* [Work to be completed]:
Repeat every entry exactly as given.

[[ Exercise data, beginning ]]

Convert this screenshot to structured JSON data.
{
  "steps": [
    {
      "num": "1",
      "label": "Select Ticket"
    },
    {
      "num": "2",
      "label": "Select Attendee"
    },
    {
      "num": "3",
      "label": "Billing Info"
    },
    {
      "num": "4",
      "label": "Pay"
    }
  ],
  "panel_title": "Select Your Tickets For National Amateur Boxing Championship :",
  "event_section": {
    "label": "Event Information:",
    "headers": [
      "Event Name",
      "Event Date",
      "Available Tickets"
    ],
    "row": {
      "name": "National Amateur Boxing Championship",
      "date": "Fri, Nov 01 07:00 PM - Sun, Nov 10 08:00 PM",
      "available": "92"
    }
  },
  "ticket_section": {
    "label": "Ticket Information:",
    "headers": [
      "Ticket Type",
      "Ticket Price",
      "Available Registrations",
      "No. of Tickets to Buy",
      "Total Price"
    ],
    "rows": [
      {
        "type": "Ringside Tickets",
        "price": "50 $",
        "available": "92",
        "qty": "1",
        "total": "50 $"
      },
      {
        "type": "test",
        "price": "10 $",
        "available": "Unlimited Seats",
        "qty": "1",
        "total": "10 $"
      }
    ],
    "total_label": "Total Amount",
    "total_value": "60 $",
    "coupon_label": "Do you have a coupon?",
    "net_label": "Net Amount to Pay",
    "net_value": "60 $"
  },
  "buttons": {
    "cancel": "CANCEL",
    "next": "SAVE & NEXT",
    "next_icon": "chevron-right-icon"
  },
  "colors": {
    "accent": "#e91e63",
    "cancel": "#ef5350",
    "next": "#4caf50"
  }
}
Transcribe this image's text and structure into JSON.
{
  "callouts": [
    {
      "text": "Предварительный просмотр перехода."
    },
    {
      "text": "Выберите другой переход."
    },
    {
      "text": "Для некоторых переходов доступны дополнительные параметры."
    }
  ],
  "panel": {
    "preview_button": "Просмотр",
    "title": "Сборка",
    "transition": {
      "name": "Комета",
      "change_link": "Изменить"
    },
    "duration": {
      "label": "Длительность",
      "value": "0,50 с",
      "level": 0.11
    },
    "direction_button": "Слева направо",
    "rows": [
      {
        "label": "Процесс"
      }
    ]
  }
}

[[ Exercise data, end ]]

* [Written solution]:
Convert this screenshot to structured JSON data.
{
  "steps": [
    {
      "num": "1",
      "label": "Select Ticket"
    },
    {
      "num": "2",
      "label": "Select Attendee"
    },
    {
      "num": "3",
      "label": "Billing Info"
    },
    {
      "num": "4",
      "label": "Pay"
    }
  ],
  "panel_title": "Select Your Tickets For National Amateur Boxing Championship :",
  "event_section": {
    "label": "Event Information:",
    "headers": [
      "Event Name",
      "Event Date",
      "Available Tickets"
    ],
    "row": {
      "name": "National Amateur Boxing Championship",
      "date": "Fri, Nov 01 07:00 PM - Sun, Nov 10 08:00 PM",
      "available": "92"
    }
  },
  "ticket_section": {
    "label": "Ticket Information:",
    "headers": [
      "Ticket Type",
      "Ticket Price",
      "Available Registrations",
      "No. of Tickets to Buy",
      "Total Price"
    ],
    "rows": [
      {
        "type": "Ringside Tickets",
        "price": "50 $",
        "available": "92",
        "qty": "1",
        "total": "50 $"
      },
      {
        "type": "test",
        "price": "10 $",
        "available": "Unlimited Seats",
        "qty": "1",
        "total": "10 $"
      }
    ],
    "total_label": "Total Amount",
    "total_value": "60 $",
    "coupon_label": "Do you have a coupon?",
    "net_label": "Net Amount to Pay",
    "net_value": "60 $"
  },
  "buttons": {
    "cancel": "CANCEL",
    "next": "SAVE & NEXT",
    "next_icon": "chevron-right-icon"
  },
  "colors": {
    "accent": "#e91e63",
    "cancel": "#ef5350",
    "next": "#4caf50"
  }
}
Transcribe this image's text and structure into JSON.
{
  "callouts": [
    {
      "text": "Предварительный просмотр перехода."
    },
    {
      "text": "Выберите другой переход."
    },
    {
      "text": "Для некоторых переходов доступны дополнительные параметры."
    }
  ],
  "panel": {
    "preview_button": "Просмотр",
    "title": "Сборка",
    "transition": {
      "name": "Комета",
      "change_link": "Изменить"
    },
    "duration": {
      "label": "Длительность",
      "value": "0,50 с",
      "level": 0.11
    },
    "direction_button": "Слева направо",
    "rows": [
      {
        "label": "Процесс"
      }
    ]
  }
}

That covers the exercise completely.